Feeds

C&W to axe half of UK jobs

'Crappy' news from a 'crappy industry'

High performance access to file storage

Cable and Wireless (C&W) is axing half its UK workforce and ditching thousands of customers as part of its restructuring plans.

C&W currently employs 5,500 people in the UK (including Energis, the telco it bought last year) but this number is to fall by between 2,500 and 3,500 over the next four or five years, the firm announced today.

Some 350 jobs are expected to go this year alone.

At the same time, C&W is planning to shed thousands of customers "as part of the reshaping of its UK business". As it stands, the telco has about 30,000 customers, but wants to cut this to around 3,000 large corporate punters and public institutions.

Under the leadership of former Freeserve and Energis boss John Pluthero, the firm has "the ambition to serve the UK's largest users of telecoms services with high quality managed IP services supported by a great service experience".

Publishing that plan today the telco said, if successful, it expects to generate £2bn revenue and double-digit earnings of around £400 million.

"Today, we are sharing our plans for the UK and our approach to execution," Pluthero said. "Customers are crying out for a better experience from their telecommunications supplier and we intend to give them just that."

News that half of C&W's UK jobs are to be axed follows the publication of a leaked memo at the weekend which told workers to prepare themselves for a "year of hell".

The document from Pluthero warned that the business was in "bad shape" and went on to say: "Congratulations, we work for an underperforming business in a crappy industry and it's going to be hell for the next 12 months."

Employees too timid to embrace the changes have been told to "step off the bus", while go-getters are preparing to take on the "steepest learning curves of their lives".

C&W, which also owns broadband ISP Bulldog, is to publish its plans for the business later today. ®

High performance access to file storage

More from The Register

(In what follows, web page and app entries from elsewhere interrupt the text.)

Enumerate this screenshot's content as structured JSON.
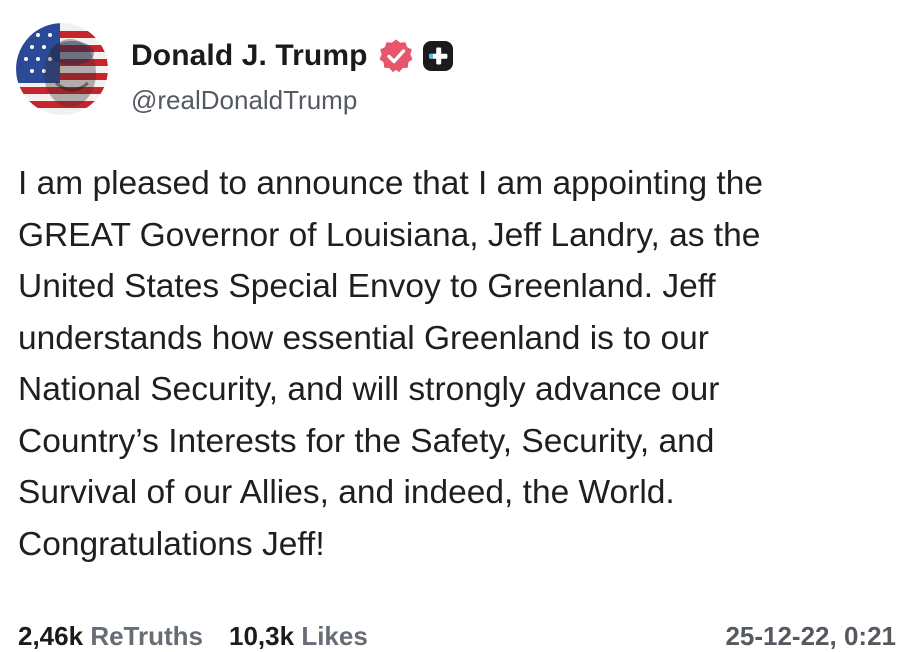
{
  "author": {
    "display_name": "Donald J. Trump",
    "handle": "@realDonaldTrump",
    "verified_icon": "verified-badge-icon",
    "plus_icon": "plus-badge-icon"
  },
  "post": {
    "text": "I am pleased to announce that I am appointing the\nGREAT Governor of Louisiana, Jeff Landry, as the\nUnited States Special Envoy to Greenland. Jeff\nunderstands how essential Greenland is to our\nNational Security, and will strongly advance our\nCountry’s Interests for the Safety, Security, and\nSurvival of our Allies, and indeed, the World.\nCongratulations Jeff!"
  },
  "stats": {
    "retruths_count": "2,46k",
    "retruths_label": "ReTruths",
    "likes_count": "10,3k",
    "likes_label": "Likes",
    "timestamp": "25-12-22, 0:21"
  },
  "colors": {
    "verified": "#e8566b",
    "plus_badge": "#1b1b1b",
    "text": "#1f1f1f",
    "muted": "#555a61"
  }
}
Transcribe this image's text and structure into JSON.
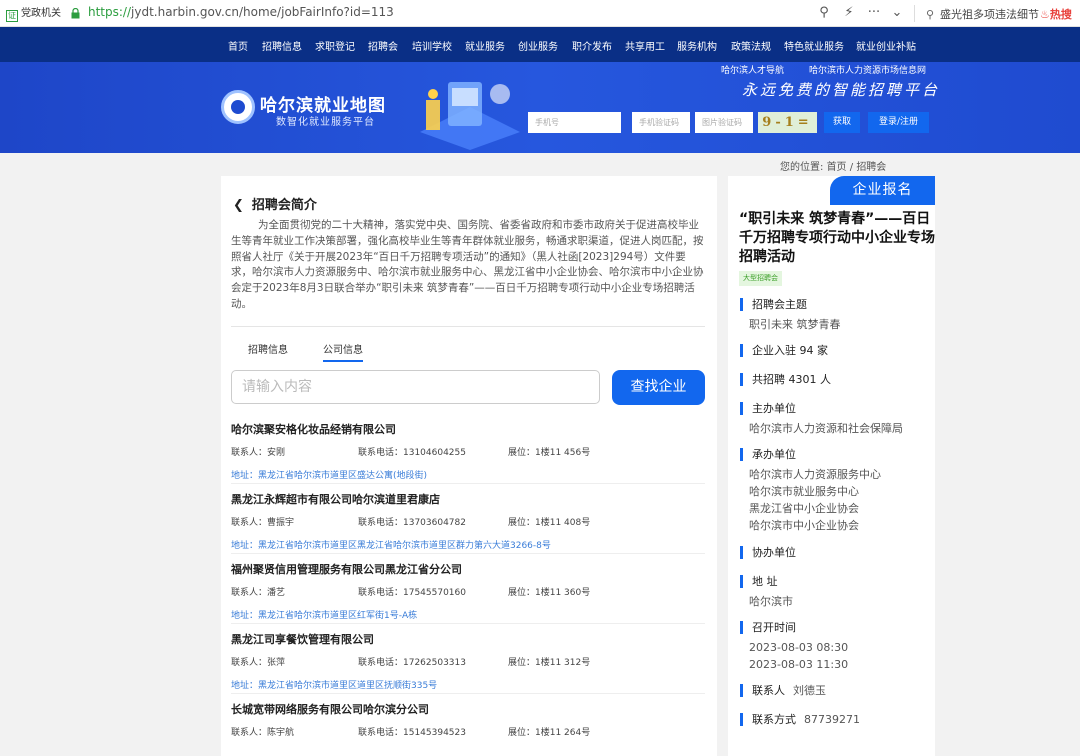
{
  "browser": {
    "gov_badge": "党政机关",
    "url_scheme": "https://",
    "url_rest": "jydt.harbin.gov.cn/home/jobFairInfo?id=113",
    "search_text": "盛光祖多项违法细节",
    "hot_label": "热搜"
  },
  "nav": {
    "items": [
      "首页",
      "招聘信息",
      "求职登记",
      "招聘会",
      "培训学校",
      "就业服务",
      "创业服务",
      "职介发布",
      "共享用工",
      "服务机构",
      "政策法规",
      "特色就业服务",
      "就业创业补贴"
    ]
  },
  "banner": {
    "site_title": "哈尔滨就业地图",
    "site_subtitle": "数智化就业服务平台",
    "top_link_1": "哈尔滨人才导航",
    "top_link_2": "哈尔滨市人力资源市场信息网",
    "slogan": "永远免费的智能招聘平台",
    "phone_placeholder": "手机号",
    "sms_placeholder": "手机验证码",
    "img_code_placeholder": "图片验证码",
    "captcha_text": "9-1=",
    "get_button": "获取",
    "login_button": "登录/注册"
  },
  "breadcrumb": {
    "prefix": "您的位置:",
    "home": "首页",
    "current": "招聘会"
  },
  "main": {
    "title": "招聘会简介",
    "intro": "为全面贯彻党的二十大精神，落实党中央、国务院、省委省政府和市委市政府关于促进高校毕业生等青年就业工作决策部署，强化高校毕业生等青年群体就业服务，畅通求职渠道，促进人岗匹配，按照省人社厅《关于开展2023年“百日千万招聘专项活动”的通知》（黑人社函[2023]294号）文件要求，哈尔滨市人力资源服务中、哈尔滨市就业服务中心、黑龙江省中小企业协会、哈尔滨市中小企业协会定于2023年8月3日联合举办“职引未来 筑梦青春”——百日千万招聘专项行动中小企业专场招聘活动。",
    "tab_jobs": "招聘信息",
    "tab_companies": "公司信息",
    "search_placeholder": "请输入内容",
    "search_button": "查找企业",
    "companies": [
      {
        "name": "哈尔滨聚安格化妆品经销有限公司",
        "contact": "联系人：安刚",
        "phone": "联系电话：13104604255",
        "booth": "展位：1楼11 456号",
        "address": "地址：黑龙江省哈尔滨市道里区盛达公寓(地段街)"
      },
      {
        "name": "黑龙江永辉超市有限公司哈尔滨道里君康店",
        "contact": "联系人：曹振宇",
        "phone": "联系电话：13703604782",
        "booth": "展位：1楼11 408号",
        "address": "地址：黑龙江省哈尔滨市道里区黑龙江省哈尔滨市道里区群力第六大道3266-8号"
      },
      {
        "name": "福州聚贤信用管理服务有限公司黑龙江省分公司",
        "contact": "联系人：潘艺",
        "phone": "联系电话：17545570160",
        "booth": "展位：1楼11 360号",
        "address": "地址：黑龙江省哈尔滨市道里区红军街1号-A栋"
      },
      {
        "name": "黑龙江司享餐饮管理有限公司",
        "contact": "联系人：张萍",
        "phone": "联系电话：17262503313",
        "booth": "展位：1楼11 312号",
        "address": "地址：黑龙江省哈尔滨市道里区道里区抚顺街335号"
      },
      {
        "name": "长城宽带网络服务有限公司哈尔滨分公司",
        "contact": "联系人：陈宇航",
        "phone": "联系电话：15145394523",
        "booth": "展位：1楼11 264号",
        "address": ""
      }
    ]
  },
  "side": {
    "signup_tab": "企业报名",
    "event_title": "“职引未来 筑梦青春”——百日千万招聘专项行动中小企业专场招聘活动",
    "tag": "大型招聘会",
    "theme_label": "招聘会主题",
    "theme_value": "职引未来 筑梦青春",
    "companies_label": "企业入驻 94 家",
    "jobs_label": "共招聘 4301 人",
    "host_label": "主办单位",
    "host_value": "哈尔滨市人力资源和社会保障局",
    "organizer_label": "承办单位",
    "organizers": [
      "哈尔滨市人力资源服务中心",
      "哈尔滨市就业服务中心",
      "黑龙江省中小企业协会",
      "哈尔滨市中小企业协会"
    ],
    "co_label": "协办单位",
    "address_label": "地 址",
    "address_value": "哈尔滨市",
    "time_label": "召开时间",
    "time_start": "2023-08-03 08:30",
    "time_end": "2023-08-03 11:30",
    "contact_label": "联系人",
    "contact_value": "刘德玉",
    "method_label": "联系方式",
    "method_value": "87739271"
  }
}
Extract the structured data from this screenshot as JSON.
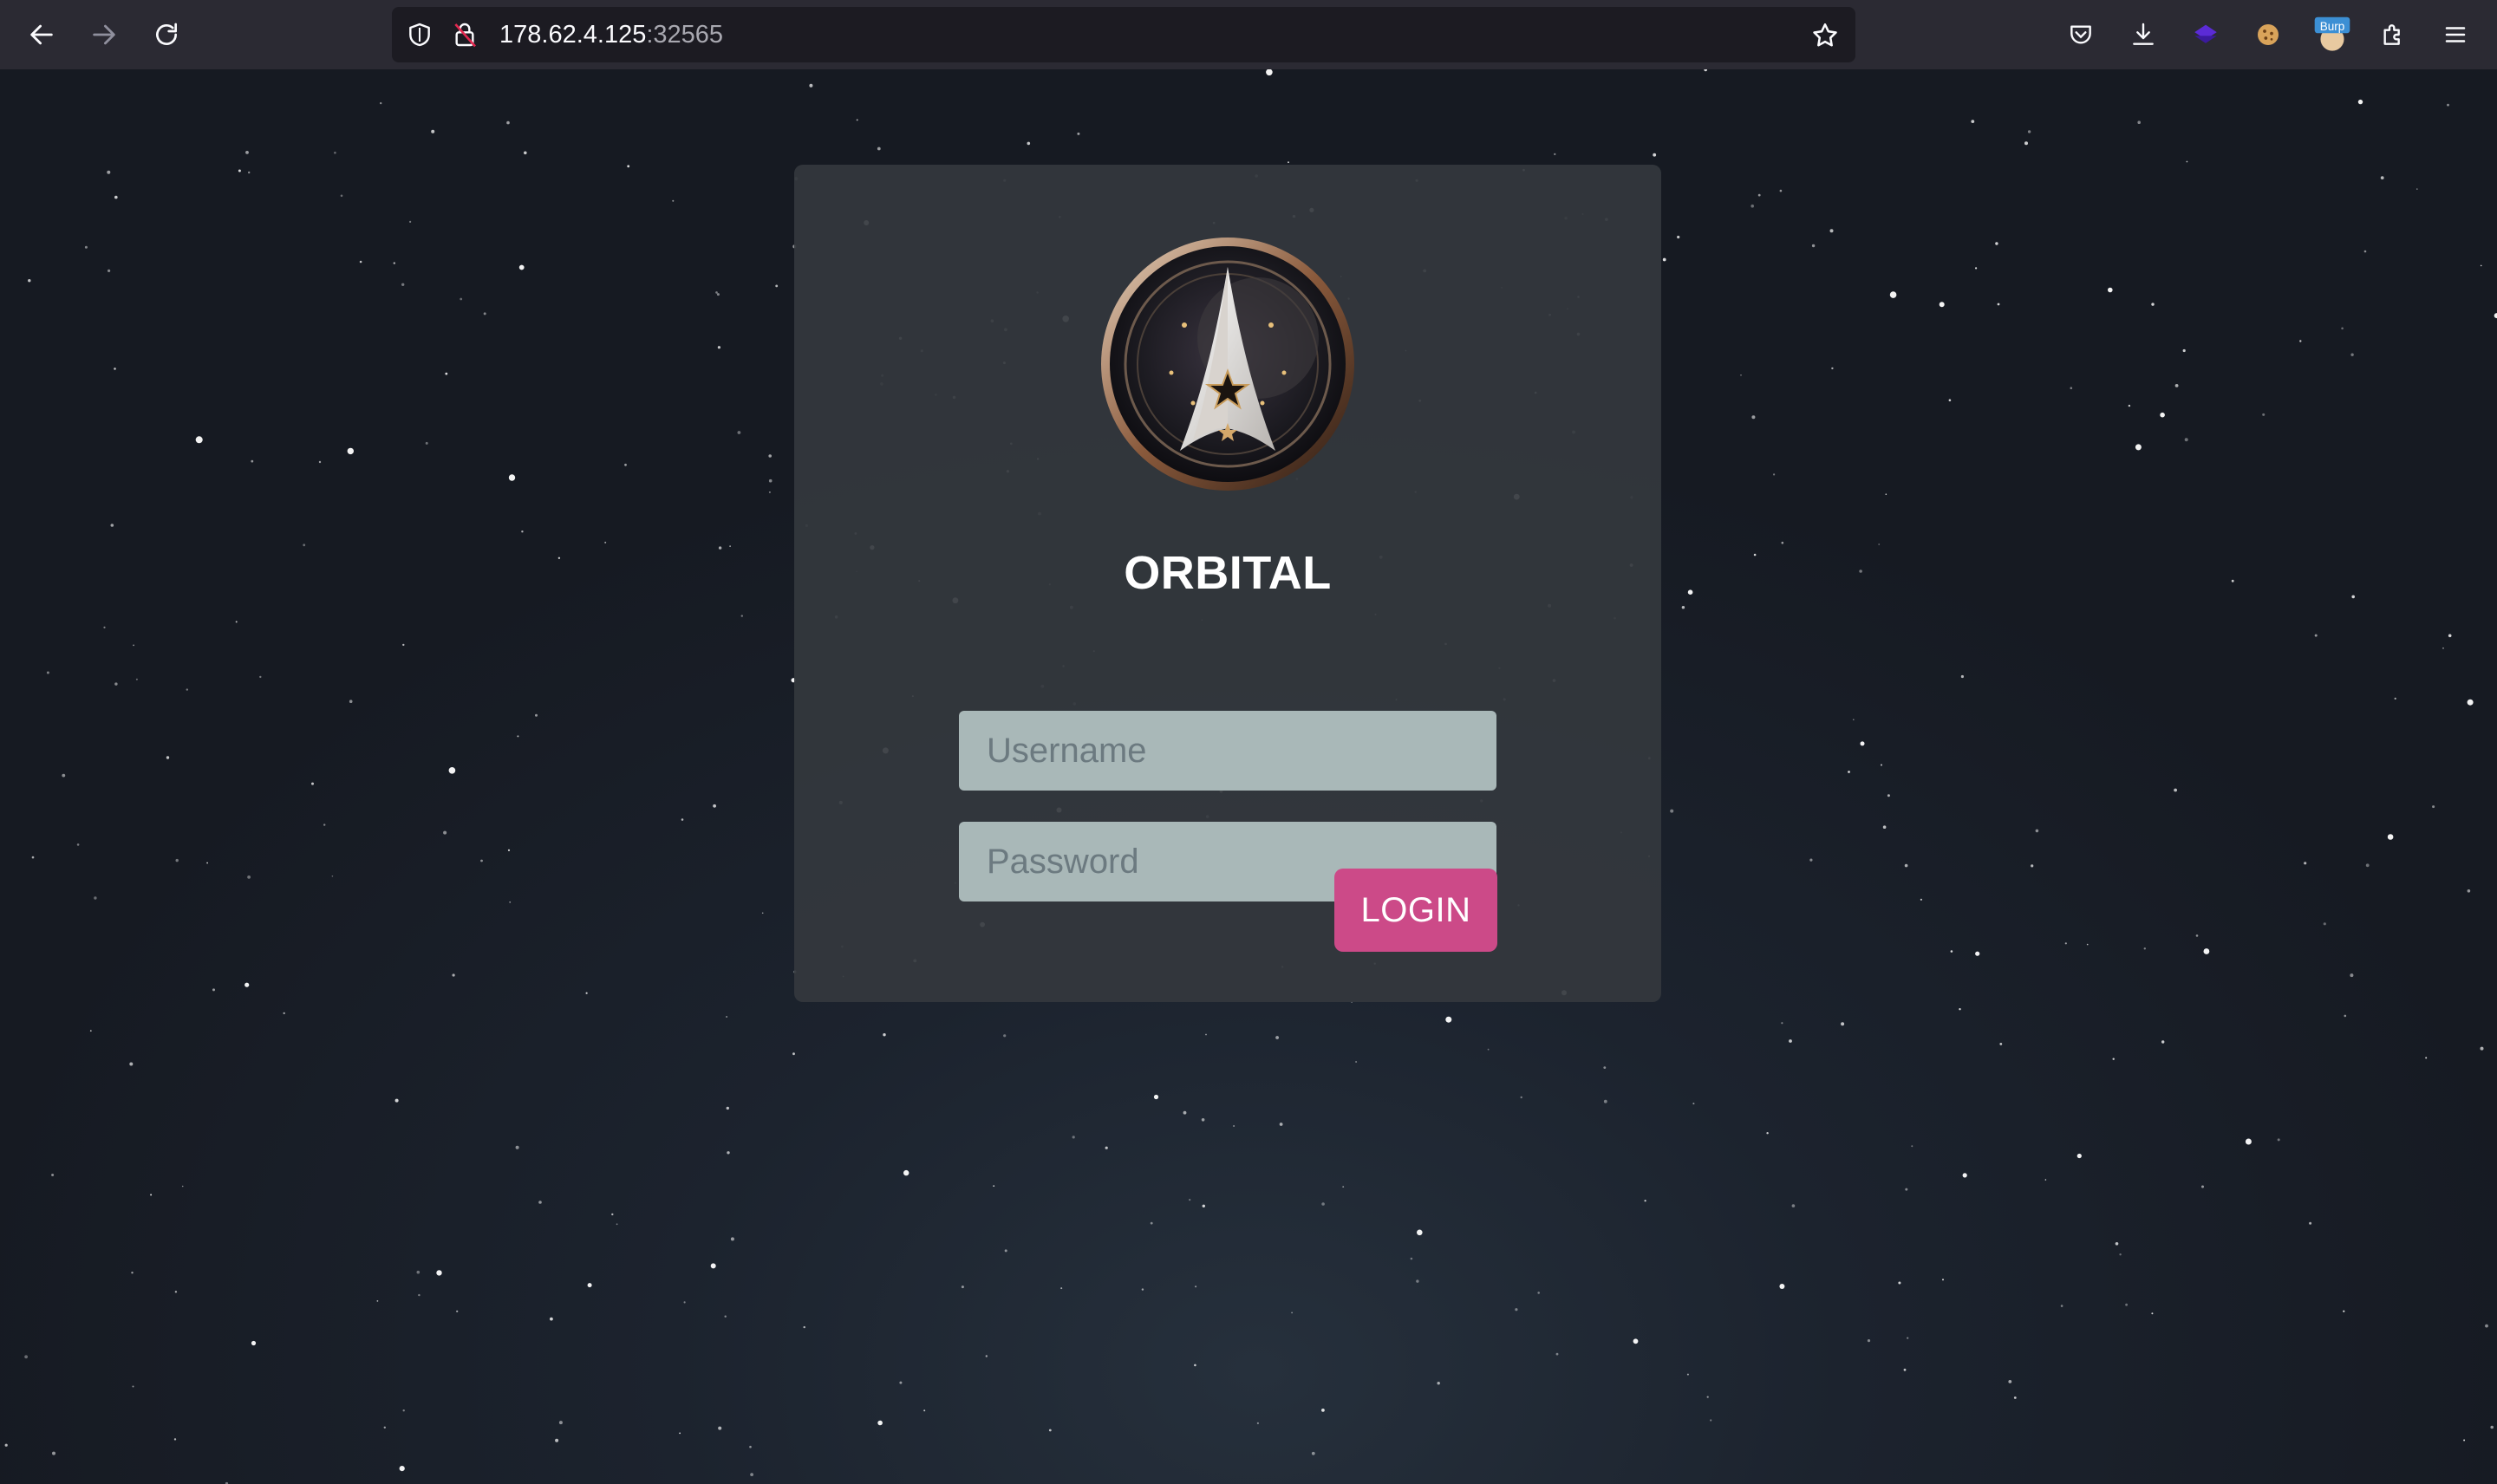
{
  "browser": {
    "url_host": "178.62.4.125",
    "url_port": ":32565",
    "icons": [
      "back-arrow-icon",
      "forward-arrow-icon",
      "reload-icon",
      "shield-icon",
      "insecure-lock-icon",
      "bookmark-star-icon",
      "pocket-icon",
      "download-icon",
      "extension-purple-icon",
      "cookie-icon",
      "burp-extension-icon",
      "extensions-puzzle-icon",
      "menu-hamburger-icon"
    ],
    "burp_badge": "Burp"
  },
  "login": {
    "title": "ORBITAL",
    "username_placeholder": "Username",
    "password_placeholder": "Password",
    "login_label": "LOGIN"
  },
  "colors": {
    "accent": "#cc4a88",
    "card": "#34383d",
    "field": "#a9b8b8",
    "background": "#1a1e27"
  }
}
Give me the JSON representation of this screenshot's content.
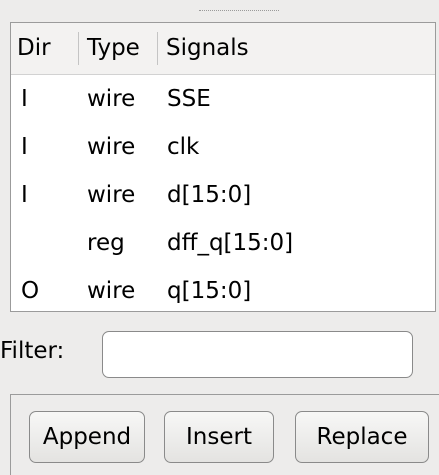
{
  "table": {
    "columns": [
      "Dir",
      "Type",
      "Signals"
    ],
    "rows": [
      {
        "dir": "I",
        "type": "wire",
        "signal": "SSE"
      },
      {
        "dir": "I",
        "type": "wire",
        "signal": "clk"
      },
      {
        "dir": "I",
        "type": "wire",
        "signal": "d[15:0]"
      },
      {
        "dir": "",
        "type": "reg",
        "signal": "dff_q[15:0]"
      },
      {
        "dir": "O",
        "type": "wire",
        "signal": "q[15:0]"
      }
    ]
  },
  "filter": {
    "label": "Filter:",
    "value": ""
  },
  "buttons": {
    "append": "Append",
    "insert": "Insert",
    "replace": "Replace"
  }
}
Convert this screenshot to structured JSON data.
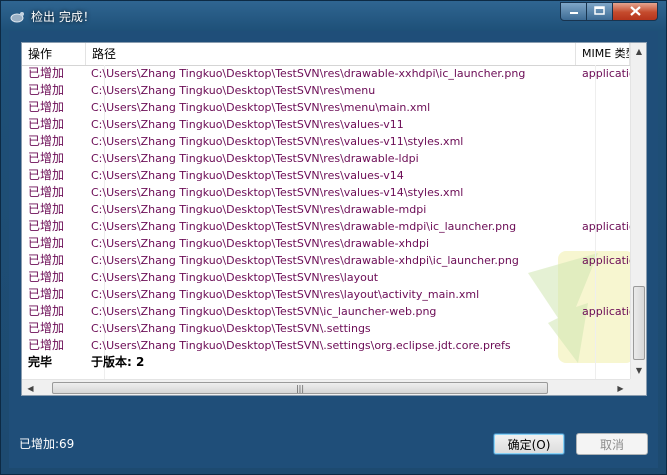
{
  "window": {
    "title": "检出 完成！"
  },
  "table": {
    "columns": {
      "operation": "操作",
      "path": "路径",
      "mime": "MIME 类型"
    },
    "rows": [
      {
        "op": "已增加",
        "path": "C:\\Users\\Zhang Tingkuo\\Desktop\\TestSVN\\res\\drawable-xxhdpi\\ic_launcher.png",
        "mime": "application"
      },
      {
        "op": "已增加",
        "path": "C:\\Users\\Zhang Tingkuo\\Desktop\\TestSVN\\res\\menu",
        "mime": ""
      },
      {
        "op": "已增加",
        "path": "C:\\Users\\Zhang Tingkuo\\Desktop\\TestSVN\\res\\menu\\main.xml",
        "mime": ""
      },
      {
        "op": "已增加",
        "path": "C:\\Users\\Zhang Tingkuo\\Desktop\\TestSVN\\res\\values-v11",
        "mime": ""
      },
      {
        "op": "已增加",
        "path": "C:\\Users\\Zhang Tingkuo\\Desktop\\TestSVN\\res\\values-v11\\styles.xml",
        "mime": ""
      },
      {
        "op": "已增加",
        "path": "C:\\Users\\Zhang Tingkuo\\Desktop\\TestSVN\\res\\drawable-ldpi",
        "mime": ""
      },
      {
        "op": "已增加",
        "path": "C:\\Users\\Zhang Tingkuo\\Desktop\\TestSVN\\res\\values-v14",
        "mime": ""
      },
      {
        "op": "已增加",
        "path": "C:\\Users\\Zhang Tingkuo\\Desktop\\TestSVN\\res\\values-v14\\styles.xml",
        "mime": ""
      },
      {
        "op": "已增加",
        "path": "C:\\Users\\Zhang Tingkuo\\Desktop\\TestSVN\\res\\drawable-mdpi",
        "mime": ""
      },
      {
        "op": "已增加",
        "path": "C:\\Users\\Zhang Tingkuo\\Desktop\\TestSVN\\res\\drawable-mdpi\\ic_launcher.png",
        "mime": "application"
      },
      {
        "op": "已增加",
        "path": "C:\\Users\\Zhang Tingkuo\\Desktop\\TestSVN\\res\\drawable-xhdpi",
        "mime": ""
      },
      {
        "op": "已增加",
        "path": "C:\\Users\\Zhang Tingkuo\\Desktop\\TestSVN\\res\\drawable-xhdpi\\ic_launcher.png",
        "mime": "application"
      },
      {
        "op": "已增加",
        "path": "C:\\Users\\Zhang Tingkuo\\Desktop\\TestSVN\\res\\layout",
        "mime": ""
      },
      {
        "op": "已增加",
        "path": "C:\\Users\\Zhang Tingkuo\\Desktop\\TestSVN\\res\\layout\\activity_main.xml",
        "mime": ""
      },
      {
        "op": "已增加",
        "path": "C:\\Users\\Zhang Tingkuo\\Desktop\\TestSVN\\ic_launcher-web.png",
        "mime": "application"
      },
      {
        "op": "已增加",
        "path": "C:\\Users\\Zhang Tingkuo\\Desktop\\TestSVN\\.settings",
        "mime": ""
      },
      {
        "op": "已增加",
        "path": "C:\\Users\\Zhang Tingkuo\\Desktop\\TestSVN\\.settings\\org.eclipse.jdt.core.prefs",
        "mime": ""
      }
    ],
    "footer": {
      "op": "完毕",
      "path": "于版本: 2"
    }
  },
  "status": {
    "text": "已增加:69"
  },
  "buttons": {
    "ok": "确定(O)",
    "cancel": "取消"
  },
  "icons": {
    "minimize": "minimize-icon",
    "maximize": "maximize-icon",
    "close": "close-icon"
  },
  "colors": {
    "added_text": "#6b0b55",
    "title_bg": "#1f4e79"
  }
}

next story
Broadband Secretary of SHEEP sensationally quits Cabinet
Maria Miller finally resigns over expenses row
A black box for your SUITCASE: Now your lost luggage can phone home – quite literally
Breakfast in London, lunch in NYC, and your clothes in Peru
Skype pimps pro-level broadcast service
Playing Cat and Mouse with the media
Beat it, freetards! Dyn to shut down no-cost dynamic DNS next month
... but don't worry, charter members, you're still in 'for life'
Like Google, Comcast might roll its own mobile voice network
Says anything's possible if regulators approve merger with Time Warner
EE dismisses DATA-BURNING glitch with Orange Mail app
Bug quietly slurps PAYG credit - yet EE denies it exists
Turnbull leaves Australia's broadband blackspots in the dark
New Statement of Expectations to NBN Co offers get-out clauses for blackspot builds
Facebook claims 100 MEEELLION active users in India
Who needs China when you've got the next billion in your sights?
Facebook splats in-app chat, whacks brats into crack yakety-yak app
Jibber-jabbering addicts turfed out just as Zuck warned
prev story

Whitepapers

Mainstay ROI - Does application security pay?
In this whitepaper learn how you and your enterprise might benefit from better software security.
Five 3D headsets to be won!
We were so impressed by the Durovis Dive headset we’ve asked the company to give some away to Reg readers.
3 Big data security analytics techniques
Applying these Big Data security analytics techniques can help you make your business safer by detecting attacks early, before significant damage is done.
The benefits of software based PBX
Why you should break free from your proprietary PBX and how to leverage your existing server hardware.
Mobile application security study
Download this report to see the alarming realities regarding the sheer number of applications vulnerable to attack, as well as the most common and easily addressable vulnerability errors.